Four other schools that serve mostly Spanish-speaking students are also adopting dual-language programs, and CPS for the first time is planning to provide these programs at the high school level (they debut in fall 2018) — meaning subjects like algebra and physics could be taught in Spanish as well as English. The expansion brings to 20 the total number of CPS schools offering dual language, either as a program or schoolwide.
6) New graduation requirements
CPS this year will continue implementing a new statewide mandate that requires high school students to complete a semester-long civics class in order to graduate. Advocates say civics has suffered as standardized tests have emphasized math, reading, and science. The new courses must include four elements: teaching about government institutions, discussion of current and controversial issues, a service learning project, and simulations of democratic processes, like mock elections or trials.
Also this year, expect schools to begin talking up post-graduation plans with their students. This year’s sophomores will be the first group of students impacted by a new graduation requirement: In order to earn a diploma, they’ll need to prove they have a concrete plan after graduation, either a job offer or an acceptance letter from college or the military. The bold plan has been controversial, especially since the average high school counselor in CPS is assigned 296 students.
7) New principals
Will CPS be able to retain more of its principals this year? The district says 54 of its more than 500 district-run schools are starting the year with a new principal at the helm. The exit of dozens of experienced principals is becoming a perennial story in the district. The Chicago Public Education Fund, which works on principal quality issues, says historically just under 20 percent of principals turn over each year, making this year’s numbers look good.
Mayor Rahm Emanuel has highlighted strong principals as one of his strategies for improving education in Chicago, and there are new efforts underway to train principals and then get out of their way. But high-profile departures of superstar school leaders have been standard.

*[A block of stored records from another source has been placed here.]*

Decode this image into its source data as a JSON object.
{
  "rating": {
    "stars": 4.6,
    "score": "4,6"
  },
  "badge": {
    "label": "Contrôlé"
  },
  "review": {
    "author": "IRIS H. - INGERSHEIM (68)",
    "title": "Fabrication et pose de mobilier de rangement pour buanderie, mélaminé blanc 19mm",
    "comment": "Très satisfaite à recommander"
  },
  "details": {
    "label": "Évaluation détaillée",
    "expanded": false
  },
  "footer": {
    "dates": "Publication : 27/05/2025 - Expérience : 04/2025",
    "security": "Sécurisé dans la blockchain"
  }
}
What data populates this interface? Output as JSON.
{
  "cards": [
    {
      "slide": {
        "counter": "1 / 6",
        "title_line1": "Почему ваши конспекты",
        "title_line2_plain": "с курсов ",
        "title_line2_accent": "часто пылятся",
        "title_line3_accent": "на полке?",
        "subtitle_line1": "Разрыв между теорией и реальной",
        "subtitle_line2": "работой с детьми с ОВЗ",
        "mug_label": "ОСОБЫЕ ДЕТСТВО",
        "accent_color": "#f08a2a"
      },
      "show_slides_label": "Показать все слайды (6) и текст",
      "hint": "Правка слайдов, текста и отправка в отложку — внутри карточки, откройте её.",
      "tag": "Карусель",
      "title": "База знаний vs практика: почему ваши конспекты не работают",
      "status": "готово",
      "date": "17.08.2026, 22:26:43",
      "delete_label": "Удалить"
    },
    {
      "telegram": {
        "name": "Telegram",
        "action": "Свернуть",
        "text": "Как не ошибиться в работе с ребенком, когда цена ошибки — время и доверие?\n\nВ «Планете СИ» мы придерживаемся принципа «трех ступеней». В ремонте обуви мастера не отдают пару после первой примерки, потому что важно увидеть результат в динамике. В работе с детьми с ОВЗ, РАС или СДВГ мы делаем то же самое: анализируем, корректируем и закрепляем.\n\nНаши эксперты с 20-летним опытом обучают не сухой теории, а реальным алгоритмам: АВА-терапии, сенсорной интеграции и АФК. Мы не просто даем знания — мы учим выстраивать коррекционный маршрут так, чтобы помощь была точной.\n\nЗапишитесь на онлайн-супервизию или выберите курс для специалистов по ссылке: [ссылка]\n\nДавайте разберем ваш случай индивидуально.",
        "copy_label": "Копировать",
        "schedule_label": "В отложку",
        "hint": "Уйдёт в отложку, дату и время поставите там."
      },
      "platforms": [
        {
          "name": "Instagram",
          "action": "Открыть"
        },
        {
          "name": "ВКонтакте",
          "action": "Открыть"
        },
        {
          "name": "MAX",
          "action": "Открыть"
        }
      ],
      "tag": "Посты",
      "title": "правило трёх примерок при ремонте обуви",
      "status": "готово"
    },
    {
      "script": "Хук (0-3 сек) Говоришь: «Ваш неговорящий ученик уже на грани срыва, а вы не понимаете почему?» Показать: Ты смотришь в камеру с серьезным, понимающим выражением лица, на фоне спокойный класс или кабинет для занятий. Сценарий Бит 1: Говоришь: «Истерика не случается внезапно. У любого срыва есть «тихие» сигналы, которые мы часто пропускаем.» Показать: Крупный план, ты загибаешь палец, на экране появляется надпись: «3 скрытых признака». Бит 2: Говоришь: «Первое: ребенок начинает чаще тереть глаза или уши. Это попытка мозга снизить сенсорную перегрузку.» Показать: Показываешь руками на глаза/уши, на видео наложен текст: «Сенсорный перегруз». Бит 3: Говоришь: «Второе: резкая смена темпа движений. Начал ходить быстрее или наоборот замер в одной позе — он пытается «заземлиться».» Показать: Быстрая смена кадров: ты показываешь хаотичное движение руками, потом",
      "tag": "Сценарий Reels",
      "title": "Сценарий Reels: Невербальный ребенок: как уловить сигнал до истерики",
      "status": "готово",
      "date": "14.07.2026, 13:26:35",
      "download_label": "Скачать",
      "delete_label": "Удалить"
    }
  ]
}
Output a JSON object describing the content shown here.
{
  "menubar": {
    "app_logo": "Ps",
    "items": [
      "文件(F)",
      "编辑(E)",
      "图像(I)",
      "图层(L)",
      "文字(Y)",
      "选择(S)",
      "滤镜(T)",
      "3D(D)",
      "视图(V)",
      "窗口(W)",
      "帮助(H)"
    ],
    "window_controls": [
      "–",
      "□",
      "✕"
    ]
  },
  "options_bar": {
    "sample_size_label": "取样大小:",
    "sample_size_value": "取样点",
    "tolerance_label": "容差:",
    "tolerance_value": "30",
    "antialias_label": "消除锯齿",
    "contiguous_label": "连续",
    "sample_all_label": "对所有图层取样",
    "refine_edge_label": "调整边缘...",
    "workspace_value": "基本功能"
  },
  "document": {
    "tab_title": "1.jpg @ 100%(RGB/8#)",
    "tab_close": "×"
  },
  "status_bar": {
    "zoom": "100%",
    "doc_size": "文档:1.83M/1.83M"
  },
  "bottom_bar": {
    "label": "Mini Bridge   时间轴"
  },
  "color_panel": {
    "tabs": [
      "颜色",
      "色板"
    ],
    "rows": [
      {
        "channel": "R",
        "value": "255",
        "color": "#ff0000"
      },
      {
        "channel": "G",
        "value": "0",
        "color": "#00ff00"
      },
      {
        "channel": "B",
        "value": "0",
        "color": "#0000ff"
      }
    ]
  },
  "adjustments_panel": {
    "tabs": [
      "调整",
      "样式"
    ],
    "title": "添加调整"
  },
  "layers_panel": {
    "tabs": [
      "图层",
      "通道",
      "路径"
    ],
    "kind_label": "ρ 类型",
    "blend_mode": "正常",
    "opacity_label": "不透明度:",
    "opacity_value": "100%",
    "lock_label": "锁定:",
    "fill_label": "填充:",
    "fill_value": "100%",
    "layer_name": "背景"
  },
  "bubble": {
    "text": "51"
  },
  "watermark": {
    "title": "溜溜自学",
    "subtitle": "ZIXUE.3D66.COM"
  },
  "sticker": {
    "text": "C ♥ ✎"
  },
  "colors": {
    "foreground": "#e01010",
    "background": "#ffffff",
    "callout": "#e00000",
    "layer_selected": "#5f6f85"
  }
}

Just over half of CPS principals stay into their fifth year.
8) Community schools
The agreement that averted a teachers strike last school year required the district to find money to fund between 20 and 55 so-called “community schools” — where services like health clinics, expanded extracurricular programs, and social services become an integral part of schools, often housed onsite. The union accuses CPS of dragging its feet on implementation.
Teachers unions across the country have embraced community schools as a more holistic school reform strategy than testing and accountability measures, since they seek to address family circumstances like unstable housing or trauma that can challenge schools. CPS has been experimenting with community schools over the last two decades.
Linda Lutton and Sarah Karp cover education for WBEZ. Follow them on Twitter at @WBEZeducation. Illustrations by Paula Friedrich.